Some of the rice bag designs are shaped like blanket-swaddled babies, and feature a picture of the child’s face on the front, reported The Guardian. A typical 7.5-pound rice baby costs around $32, with heavier bags fetching a higher price.
The practice of sending these rice baby bags is called “Dakigokochi” in Japan, and they’re also often used at weddings, per The Guardian. The bride and groom give their parents bags with photos of the couple as children in order to show appreciation.
Now that Japan’s population is in decline and fewer babies are being born there, the wedding orders are starting to dominate the market, rice shop owners said.
Dakigokochi is not a particularly new phenomenon, but the COVID pandemic has resulted in an uptick in demand because long-distance relatives cannot travel to wedding ceremonies or visit newborn babes, they said.

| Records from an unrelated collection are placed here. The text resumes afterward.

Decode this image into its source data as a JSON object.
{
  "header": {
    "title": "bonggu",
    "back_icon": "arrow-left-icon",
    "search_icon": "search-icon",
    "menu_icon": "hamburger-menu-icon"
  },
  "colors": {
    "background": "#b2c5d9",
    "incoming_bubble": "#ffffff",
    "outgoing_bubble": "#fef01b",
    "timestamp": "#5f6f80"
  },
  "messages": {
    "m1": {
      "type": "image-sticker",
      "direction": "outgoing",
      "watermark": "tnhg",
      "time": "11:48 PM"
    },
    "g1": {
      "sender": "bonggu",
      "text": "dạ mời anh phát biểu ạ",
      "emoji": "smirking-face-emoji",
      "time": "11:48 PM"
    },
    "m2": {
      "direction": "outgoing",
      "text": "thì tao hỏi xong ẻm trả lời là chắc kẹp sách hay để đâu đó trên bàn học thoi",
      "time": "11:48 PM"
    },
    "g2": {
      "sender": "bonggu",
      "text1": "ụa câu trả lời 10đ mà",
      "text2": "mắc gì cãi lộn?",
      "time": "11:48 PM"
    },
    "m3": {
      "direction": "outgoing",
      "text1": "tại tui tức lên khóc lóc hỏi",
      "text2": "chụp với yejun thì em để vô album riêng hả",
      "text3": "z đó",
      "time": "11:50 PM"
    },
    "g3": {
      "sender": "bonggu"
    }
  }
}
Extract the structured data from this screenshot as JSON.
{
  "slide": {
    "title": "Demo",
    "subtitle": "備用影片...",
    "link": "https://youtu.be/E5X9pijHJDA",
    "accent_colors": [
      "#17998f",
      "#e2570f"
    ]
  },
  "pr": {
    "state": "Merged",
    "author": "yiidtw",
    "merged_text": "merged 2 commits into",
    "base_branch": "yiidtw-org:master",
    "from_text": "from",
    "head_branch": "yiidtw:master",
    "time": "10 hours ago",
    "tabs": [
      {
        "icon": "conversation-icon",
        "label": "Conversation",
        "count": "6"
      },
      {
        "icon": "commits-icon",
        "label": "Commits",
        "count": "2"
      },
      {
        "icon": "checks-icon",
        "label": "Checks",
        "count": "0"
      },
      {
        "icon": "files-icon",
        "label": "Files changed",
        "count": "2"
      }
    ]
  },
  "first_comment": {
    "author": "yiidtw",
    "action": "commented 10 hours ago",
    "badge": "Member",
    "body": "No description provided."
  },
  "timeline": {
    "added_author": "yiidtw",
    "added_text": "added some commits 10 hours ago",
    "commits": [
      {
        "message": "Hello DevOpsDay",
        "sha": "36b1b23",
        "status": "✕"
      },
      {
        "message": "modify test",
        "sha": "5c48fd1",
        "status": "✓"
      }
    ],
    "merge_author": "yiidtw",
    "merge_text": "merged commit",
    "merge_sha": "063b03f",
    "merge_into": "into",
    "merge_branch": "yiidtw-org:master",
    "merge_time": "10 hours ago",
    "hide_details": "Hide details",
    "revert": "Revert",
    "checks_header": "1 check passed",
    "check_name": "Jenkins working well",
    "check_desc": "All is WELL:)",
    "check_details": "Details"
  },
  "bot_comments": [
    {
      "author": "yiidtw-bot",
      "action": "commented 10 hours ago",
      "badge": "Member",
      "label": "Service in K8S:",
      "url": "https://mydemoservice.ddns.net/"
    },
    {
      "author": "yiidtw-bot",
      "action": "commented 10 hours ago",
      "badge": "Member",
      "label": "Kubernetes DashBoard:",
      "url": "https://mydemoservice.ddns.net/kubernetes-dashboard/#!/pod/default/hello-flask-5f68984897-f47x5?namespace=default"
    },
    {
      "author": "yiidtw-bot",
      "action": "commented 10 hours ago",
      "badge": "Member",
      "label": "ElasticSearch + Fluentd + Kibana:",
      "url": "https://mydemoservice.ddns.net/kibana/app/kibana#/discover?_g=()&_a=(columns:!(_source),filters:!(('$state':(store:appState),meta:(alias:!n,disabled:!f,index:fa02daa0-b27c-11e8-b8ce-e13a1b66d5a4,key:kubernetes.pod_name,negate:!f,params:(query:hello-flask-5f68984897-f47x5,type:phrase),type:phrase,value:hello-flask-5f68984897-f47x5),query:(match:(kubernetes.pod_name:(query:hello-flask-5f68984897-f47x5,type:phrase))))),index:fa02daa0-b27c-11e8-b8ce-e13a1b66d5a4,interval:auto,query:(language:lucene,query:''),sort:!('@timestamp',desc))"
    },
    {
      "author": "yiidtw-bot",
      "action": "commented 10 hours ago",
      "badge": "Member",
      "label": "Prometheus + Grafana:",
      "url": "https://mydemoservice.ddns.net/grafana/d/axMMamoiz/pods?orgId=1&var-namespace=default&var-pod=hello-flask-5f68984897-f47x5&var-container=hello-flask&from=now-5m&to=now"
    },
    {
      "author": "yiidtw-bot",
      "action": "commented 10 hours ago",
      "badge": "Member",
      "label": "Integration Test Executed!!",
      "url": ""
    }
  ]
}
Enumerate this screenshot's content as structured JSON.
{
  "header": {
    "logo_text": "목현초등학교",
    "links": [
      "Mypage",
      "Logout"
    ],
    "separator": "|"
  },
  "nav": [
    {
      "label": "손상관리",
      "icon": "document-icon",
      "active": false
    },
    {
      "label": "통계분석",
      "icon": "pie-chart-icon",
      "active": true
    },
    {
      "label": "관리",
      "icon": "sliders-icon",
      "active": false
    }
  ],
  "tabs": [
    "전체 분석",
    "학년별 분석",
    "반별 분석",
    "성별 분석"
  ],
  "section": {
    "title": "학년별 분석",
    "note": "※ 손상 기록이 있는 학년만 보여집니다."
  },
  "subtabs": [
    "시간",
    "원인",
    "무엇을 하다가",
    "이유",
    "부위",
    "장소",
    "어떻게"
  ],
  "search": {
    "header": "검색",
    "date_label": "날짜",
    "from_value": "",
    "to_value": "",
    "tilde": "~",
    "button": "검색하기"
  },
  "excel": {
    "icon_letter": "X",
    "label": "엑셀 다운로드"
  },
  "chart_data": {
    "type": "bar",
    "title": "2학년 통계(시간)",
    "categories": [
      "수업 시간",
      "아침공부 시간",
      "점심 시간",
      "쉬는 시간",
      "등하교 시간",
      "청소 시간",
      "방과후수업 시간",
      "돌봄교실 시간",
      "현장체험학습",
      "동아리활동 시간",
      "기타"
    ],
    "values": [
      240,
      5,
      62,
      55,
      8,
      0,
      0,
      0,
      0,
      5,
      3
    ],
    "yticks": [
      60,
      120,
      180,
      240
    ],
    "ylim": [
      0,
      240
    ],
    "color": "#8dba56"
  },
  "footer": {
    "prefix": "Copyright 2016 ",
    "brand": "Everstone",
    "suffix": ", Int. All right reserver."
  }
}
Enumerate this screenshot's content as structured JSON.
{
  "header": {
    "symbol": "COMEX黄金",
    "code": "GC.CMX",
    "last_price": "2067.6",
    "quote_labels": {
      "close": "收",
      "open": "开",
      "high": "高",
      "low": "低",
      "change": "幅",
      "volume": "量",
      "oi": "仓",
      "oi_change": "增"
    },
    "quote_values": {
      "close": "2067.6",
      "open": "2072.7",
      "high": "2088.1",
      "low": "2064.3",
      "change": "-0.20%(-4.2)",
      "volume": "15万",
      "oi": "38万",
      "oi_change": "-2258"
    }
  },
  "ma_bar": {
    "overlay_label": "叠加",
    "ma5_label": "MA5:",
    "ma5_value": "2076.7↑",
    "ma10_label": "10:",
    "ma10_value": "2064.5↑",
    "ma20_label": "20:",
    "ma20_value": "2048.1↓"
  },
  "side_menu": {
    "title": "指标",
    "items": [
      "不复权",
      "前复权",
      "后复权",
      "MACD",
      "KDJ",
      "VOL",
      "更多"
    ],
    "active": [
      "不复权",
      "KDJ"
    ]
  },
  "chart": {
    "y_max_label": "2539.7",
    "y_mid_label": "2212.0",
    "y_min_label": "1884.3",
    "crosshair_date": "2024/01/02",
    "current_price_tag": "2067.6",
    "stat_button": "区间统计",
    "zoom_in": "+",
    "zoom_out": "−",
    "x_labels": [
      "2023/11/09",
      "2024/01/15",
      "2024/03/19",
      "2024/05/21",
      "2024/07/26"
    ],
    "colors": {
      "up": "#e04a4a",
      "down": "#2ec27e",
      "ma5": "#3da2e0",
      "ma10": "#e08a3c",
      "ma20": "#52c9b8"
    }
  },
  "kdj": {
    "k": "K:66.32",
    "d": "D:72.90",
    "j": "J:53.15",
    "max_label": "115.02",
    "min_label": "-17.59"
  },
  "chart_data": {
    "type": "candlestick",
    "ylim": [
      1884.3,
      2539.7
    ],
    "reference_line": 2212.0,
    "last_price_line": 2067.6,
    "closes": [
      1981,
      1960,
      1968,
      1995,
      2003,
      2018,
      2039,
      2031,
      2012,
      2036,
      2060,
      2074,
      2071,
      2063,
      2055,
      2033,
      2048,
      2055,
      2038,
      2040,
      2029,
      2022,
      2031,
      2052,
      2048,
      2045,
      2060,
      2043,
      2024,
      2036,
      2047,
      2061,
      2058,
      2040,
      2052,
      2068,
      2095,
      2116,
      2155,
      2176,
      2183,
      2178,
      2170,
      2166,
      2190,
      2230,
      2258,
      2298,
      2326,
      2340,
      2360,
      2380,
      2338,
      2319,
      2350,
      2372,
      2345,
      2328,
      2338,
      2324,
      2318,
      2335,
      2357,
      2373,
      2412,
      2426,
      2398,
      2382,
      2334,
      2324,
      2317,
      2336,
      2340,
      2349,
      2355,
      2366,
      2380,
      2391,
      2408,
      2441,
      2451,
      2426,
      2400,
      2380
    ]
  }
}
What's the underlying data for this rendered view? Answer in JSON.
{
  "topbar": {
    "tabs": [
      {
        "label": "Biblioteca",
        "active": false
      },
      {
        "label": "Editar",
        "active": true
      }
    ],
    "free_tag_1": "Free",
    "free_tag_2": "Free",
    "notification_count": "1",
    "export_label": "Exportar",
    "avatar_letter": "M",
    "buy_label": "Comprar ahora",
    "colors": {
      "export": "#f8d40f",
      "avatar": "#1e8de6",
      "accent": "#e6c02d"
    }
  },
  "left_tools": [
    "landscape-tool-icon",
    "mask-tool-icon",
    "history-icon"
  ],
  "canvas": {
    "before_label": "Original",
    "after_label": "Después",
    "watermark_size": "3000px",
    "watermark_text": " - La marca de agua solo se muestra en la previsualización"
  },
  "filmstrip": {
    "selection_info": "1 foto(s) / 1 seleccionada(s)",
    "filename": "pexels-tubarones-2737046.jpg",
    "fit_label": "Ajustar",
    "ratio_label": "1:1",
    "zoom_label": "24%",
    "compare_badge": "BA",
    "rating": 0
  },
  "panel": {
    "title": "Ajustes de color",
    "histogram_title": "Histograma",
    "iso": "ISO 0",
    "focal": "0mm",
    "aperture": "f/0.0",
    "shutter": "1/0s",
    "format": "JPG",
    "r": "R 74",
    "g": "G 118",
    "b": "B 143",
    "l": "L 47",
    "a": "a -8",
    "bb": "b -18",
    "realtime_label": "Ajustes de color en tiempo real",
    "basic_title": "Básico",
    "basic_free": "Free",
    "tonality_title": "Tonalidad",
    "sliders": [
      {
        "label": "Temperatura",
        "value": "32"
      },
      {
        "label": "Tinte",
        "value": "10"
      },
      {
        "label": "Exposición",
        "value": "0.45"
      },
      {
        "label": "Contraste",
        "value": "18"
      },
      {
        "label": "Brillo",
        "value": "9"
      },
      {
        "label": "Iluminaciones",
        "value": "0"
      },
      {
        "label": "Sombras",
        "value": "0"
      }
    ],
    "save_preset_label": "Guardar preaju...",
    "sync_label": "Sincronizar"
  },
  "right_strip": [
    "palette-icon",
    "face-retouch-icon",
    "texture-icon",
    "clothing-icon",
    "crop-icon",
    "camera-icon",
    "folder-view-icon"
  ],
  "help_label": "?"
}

Japan has extended its state of emergency in several areas and recommended stay-home restrictions as the country grapples with its largest spike in cases so far over the last few weeks.